I've recently started using fail2ban more to ban suspicious traffic on my web servers. It's great because it looks at logs and if an entry matches a regular expression it will perform an action on the IP address from the log. You can make the actions do pretty much anything, typically the action is an iptables rule that will ban the user. The problem is when you restart the fail2ban service fail2ban clears the chain for the filter and parses the current log for matches, not the rotated logs. So you don't ban any IPs that were banned before logrotate rotated the old log.
You can make the bans persistent by setting up a blacklist and automatically loading them when fail2ban is restarted. First, you need to create a file to store blacklisted IPs.
sudo touch /etc/fail2ban/ip.blacklist
Then you can either make a copy or edit the

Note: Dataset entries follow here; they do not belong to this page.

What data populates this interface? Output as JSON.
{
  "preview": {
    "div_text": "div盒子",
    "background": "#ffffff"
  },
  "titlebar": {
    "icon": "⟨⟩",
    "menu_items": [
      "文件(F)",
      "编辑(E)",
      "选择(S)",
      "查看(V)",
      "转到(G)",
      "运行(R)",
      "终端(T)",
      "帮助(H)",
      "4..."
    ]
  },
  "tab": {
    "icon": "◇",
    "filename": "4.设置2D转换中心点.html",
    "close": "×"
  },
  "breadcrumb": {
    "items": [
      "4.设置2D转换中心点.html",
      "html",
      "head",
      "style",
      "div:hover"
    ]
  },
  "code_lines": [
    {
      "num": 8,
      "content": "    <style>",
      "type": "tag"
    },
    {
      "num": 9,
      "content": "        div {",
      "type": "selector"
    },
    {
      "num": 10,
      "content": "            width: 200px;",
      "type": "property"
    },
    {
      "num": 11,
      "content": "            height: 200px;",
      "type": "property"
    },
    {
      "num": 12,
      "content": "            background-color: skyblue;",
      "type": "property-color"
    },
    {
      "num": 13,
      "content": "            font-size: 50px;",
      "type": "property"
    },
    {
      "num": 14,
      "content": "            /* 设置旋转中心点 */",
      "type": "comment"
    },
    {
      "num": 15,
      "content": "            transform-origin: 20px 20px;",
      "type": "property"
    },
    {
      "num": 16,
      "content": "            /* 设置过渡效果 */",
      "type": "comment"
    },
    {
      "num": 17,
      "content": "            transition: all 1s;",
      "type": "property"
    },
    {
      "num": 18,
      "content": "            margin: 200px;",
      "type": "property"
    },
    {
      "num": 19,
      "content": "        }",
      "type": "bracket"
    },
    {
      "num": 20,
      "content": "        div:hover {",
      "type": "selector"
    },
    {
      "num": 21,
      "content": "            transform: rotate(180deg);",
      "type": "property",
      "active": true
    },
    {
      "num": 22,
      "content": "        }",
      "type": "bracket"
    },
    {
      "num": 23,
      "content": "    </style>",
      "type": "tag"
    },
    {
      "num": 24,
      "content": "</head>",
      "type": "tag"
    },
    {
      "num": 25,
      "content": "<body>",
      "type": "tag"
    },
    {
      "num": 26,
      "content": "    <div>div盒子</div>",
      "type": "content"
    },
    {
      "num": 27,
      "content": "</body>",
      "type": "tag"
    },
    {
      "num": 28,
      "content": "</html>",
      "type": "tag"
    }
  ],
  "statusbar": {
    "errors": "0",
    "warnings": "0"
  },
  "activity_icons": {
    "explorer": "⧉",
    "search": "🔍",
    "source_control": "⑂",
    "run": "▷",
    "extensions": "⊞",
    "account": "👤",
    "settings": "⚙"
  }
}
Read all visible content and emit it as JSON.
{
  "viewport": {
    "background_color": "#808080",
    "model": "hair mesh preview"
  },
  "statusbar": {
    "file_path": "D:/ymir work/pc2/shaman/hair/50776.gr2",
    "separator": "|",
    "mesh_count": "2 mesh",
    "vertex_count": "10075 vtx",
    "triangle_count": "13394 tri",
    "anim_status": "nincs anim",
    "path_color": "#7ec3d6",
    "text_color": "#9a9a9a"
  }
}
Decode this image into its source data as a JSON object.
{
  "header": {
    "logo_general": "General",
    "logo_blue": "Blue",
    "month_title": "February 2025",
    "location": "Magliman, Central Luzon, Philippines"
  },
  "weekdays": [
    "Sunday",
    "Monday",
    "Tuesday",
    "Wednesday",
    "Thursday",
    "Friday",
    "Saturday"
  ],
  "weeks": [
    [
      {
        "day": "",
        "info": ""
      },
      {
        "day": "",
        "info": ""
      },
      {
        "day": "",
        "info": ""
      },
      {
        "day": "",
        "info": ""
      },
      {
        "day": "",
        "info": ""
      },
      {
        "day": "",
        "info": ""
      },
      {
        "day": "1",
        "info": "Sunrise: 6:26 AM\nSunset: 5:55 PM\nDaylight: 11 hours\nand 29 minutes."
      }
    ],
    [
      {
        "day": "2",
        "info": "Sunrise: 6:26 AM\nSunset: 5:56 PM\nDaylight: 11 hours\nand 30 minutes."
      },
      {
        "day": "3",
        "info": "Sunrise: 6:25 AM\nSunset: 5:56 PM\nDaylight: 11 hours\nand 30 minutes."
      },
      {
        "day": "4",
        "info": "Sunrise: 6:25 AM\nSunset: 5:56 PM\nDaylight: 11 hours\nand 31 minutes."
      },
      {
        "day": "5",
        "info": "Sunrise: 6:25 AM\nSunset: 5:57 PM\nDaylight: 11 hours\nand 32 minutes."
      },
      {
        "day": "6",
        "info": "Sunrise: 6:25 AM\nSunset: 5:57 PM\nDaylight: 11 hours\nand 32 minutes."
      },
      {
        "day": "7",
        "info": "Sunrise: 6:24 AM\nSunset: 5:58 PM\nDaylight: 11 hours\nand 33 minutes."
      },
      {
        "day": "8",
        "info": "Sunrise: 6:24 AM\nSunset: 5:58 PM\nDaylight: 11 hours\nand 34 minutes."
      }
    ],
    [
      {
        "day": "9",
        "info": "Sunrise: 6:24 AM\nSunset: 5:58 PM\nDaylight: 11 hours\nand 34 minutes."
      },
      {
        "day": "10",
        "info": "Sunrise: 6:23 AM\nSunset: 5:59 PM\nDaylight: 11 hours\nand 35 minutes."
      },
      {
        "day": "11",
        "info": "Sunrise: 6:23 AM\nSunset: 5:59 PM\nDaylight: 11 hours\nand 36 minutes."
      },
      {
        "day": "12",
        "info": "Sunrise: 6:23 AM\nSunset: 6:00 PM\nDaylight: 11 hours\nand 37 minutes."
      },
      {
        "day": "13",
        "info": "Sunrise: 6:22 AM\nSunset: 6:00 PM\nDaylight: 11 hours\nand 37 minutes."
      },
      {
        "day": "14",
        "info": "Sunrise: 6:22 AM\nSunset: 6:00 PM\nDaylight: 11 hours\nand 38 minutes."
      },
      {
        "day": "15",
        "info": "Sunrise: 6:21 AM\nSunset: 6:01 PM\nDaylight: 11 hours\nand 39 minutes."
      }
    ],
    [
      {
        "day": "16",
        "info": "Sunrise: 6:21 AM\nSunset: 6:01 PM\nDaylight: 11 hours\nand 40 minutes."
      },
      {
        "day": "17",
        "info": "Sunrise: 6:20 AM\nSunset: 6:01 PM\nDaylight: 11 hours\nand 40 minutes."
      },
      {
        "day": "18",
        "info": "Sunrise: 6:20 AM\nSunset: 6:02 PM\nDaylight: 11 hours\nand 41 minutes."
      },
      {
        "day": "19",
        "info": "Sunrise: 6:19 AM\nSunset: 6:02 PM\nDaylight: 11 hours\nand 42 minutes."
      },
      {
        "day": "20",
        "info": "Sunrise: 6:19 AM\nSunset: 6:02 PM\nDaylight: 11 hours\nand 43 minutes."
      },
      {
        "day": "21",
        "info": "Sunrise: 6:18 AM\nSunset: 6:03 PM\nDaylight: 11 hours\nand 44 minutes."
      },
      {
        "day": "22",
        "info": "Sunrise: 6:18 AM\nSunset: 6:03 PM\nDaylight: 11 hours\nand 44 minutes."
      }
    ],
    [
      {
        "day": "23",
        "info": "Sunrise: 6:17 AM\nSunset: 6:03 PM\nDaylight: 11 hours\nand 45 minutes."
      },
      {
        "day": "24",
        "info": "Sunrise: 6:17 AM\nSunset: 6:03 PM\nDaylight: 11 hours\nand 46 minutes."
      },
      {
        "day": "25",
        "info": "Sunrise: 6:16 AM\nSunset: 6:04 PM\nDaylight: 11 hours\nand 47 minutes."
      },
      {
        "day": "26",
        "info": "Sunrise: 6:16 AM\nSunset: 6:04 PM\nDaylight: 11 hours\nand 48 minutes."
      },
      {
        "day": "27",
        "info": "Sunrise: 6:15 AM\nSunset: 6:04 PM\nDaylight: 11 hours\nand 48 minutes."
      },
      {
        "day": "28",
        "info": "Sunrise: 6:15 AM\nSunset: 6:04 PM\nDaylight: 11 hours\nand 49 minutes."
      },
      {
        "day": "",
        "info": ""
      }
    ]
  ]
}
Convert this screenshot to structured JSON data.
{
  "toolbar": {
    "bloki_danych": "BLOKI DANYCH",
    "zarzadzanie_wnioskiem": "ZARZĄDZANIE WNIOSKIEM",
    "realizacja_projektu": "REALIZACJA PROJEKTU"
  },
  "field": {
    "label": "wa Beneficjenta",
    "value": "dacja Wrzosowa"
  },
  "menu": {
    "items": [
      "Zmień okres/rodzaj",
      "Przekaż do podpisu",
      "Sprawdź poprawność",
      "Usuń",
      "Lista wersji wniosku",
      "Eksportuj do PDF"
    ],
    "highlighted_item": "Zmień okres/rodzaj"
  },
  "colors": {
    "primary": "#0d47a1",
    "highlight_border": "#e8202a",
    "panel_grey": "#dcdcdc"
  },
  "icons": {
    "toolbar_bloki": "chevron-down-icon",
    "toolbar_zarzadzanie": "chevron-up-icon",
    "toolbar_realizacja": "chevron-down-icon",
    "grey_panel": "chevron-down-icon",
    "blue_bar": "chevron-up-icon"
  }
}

/etc/fail2ban/action.d/iptables-multiport.conf file. I prefer to make a copy of it because I version all of my configs.
In the action config file you have a few different directives, we want to focus on 2, the
actionban. First, when fail2ban bans an IP we want to not only ban it, but we want to add the IP address to the
actionban = iptables -I fail2ban-<name> 1 -s <ip> -j DROP echo <ip> >> /etc/fail2ban/ip.blacklist
Then we want to be sure that the iptables rule is added when fail2ban is started, so we add the following lines of code to the
actionstart = iptables -N fail2ban-<name> iptables -A fail2ban-<name> -j RETURN iptables -I INPUT -p <protocol> -m multiport --dports <port> -j fail2ban-<name> cat /etc/fail2ban/ip.blacklist | while read IP; do iptables -I fail2ban-<name> 1 -s $IP -j DROP; done
That's it, once you restart fail2ban it will automatically ban all of the IPs in your